It was once thought that the major damage caused by lightning was related to the production of steam generated by the intense heat of the lightning strike. Though there can be some damage related to “micro-steam explosions” in the wood and some internal scorching, as can be seen in this photo, the major contributor to the structural damage is actually the effect of the sound wave produced by the lightning as it courses through the tree. This sound wave can travel at 10X the speed of sound and can cause major disruption to the cells of the tree. (1)
Lightning is comprised of two parts. Ground streamers are generated at the top of trees (substitute here, person, pole, house, etc.) and the cloud leaders move downward from the clouds or charged atmosphere. When they meet we see the flash and hear the boom of thunder. “Each strike of lightning can reach more than five miles in length, and (at the instant of) connection produce temperatures greater than 50,000 degrees Fahrenheit and an electrical charge of 100 million volts.” (2)
Because multiple connection points can be involved in a lightning strike multiple trees can be affected by a strike. Consequently, multiple trees can be damaged though the damage is not readily visible. Ambrosia beetles and bark beetles readily attack trees that have been damaged by lightning causing further stress and possible death of the tree.
Initial visible damage usually consists of a strip of bark that was knocked off the tree and possibly sections of dead leaves in the canopy. As time progresses, depending upon the amount of damage the tree incurred, you may see severe dieback in the canopy which eventually leads to the wood becoming weak and unstable resulting in failure of the upper branches or trunks.
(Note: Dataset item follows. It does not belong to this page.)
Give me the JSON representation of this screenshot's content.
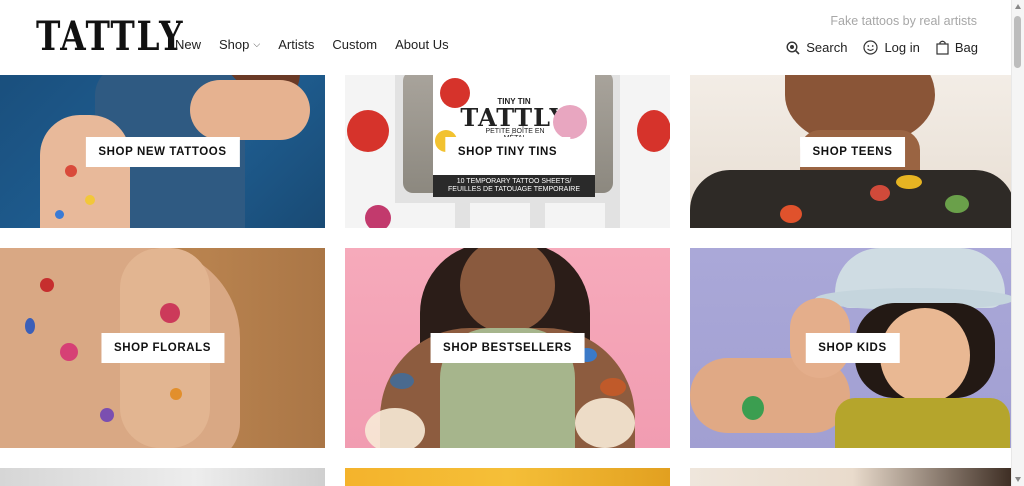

Currently, the accepted course of action is to 1) assess the tree for visible structural damage 2) treat the tree preventively to reduce the level of Ambrosia beetle or bark beetle activity 3) Keep the tree adequately watered (1″ per week, one time per week but above 95 degrees two inches per week, two times per week) as lightning damaged trees lose water rapidly through the damaged tissue and are unable to stem this loss effectively. 4) do not fertilize the tree for a period of one year after the strike 5) monitor the tree for deterioration in the canopy or any branch breakage 6) if the tree survives longer than a few months reassess the tree the following spring after full leaf expansion.
The bad news is that, depending upon the severity of the strike and damage done, the trees usually die within 3 years. If the trees live longer they must be constantly monitored for deterioration since they have been damaged and will never recover fully.
Below is shown a pine that was struck by lightning in June and by October was essentially dead.
1 (Lightning Damage Process & Risk Assessment in Trees; Dr. Kim D. Coder, Professor of Tree Health, Warnell School of Forestry & Natural Resources)
2 (from, Understanding Lightning and Associated Tree Damage by, Wayne K. Clatterbuck, Associate Professor Forestry, Wildlife & Fisheries University of Tennessee, David S. Vandergriff, UT Extension Urban Horticulture & Forestry, Kim D. Coder Professor, Silvics/Ecology Warnell School of Forest Resources The University of Georgia).« Back to Glossary Index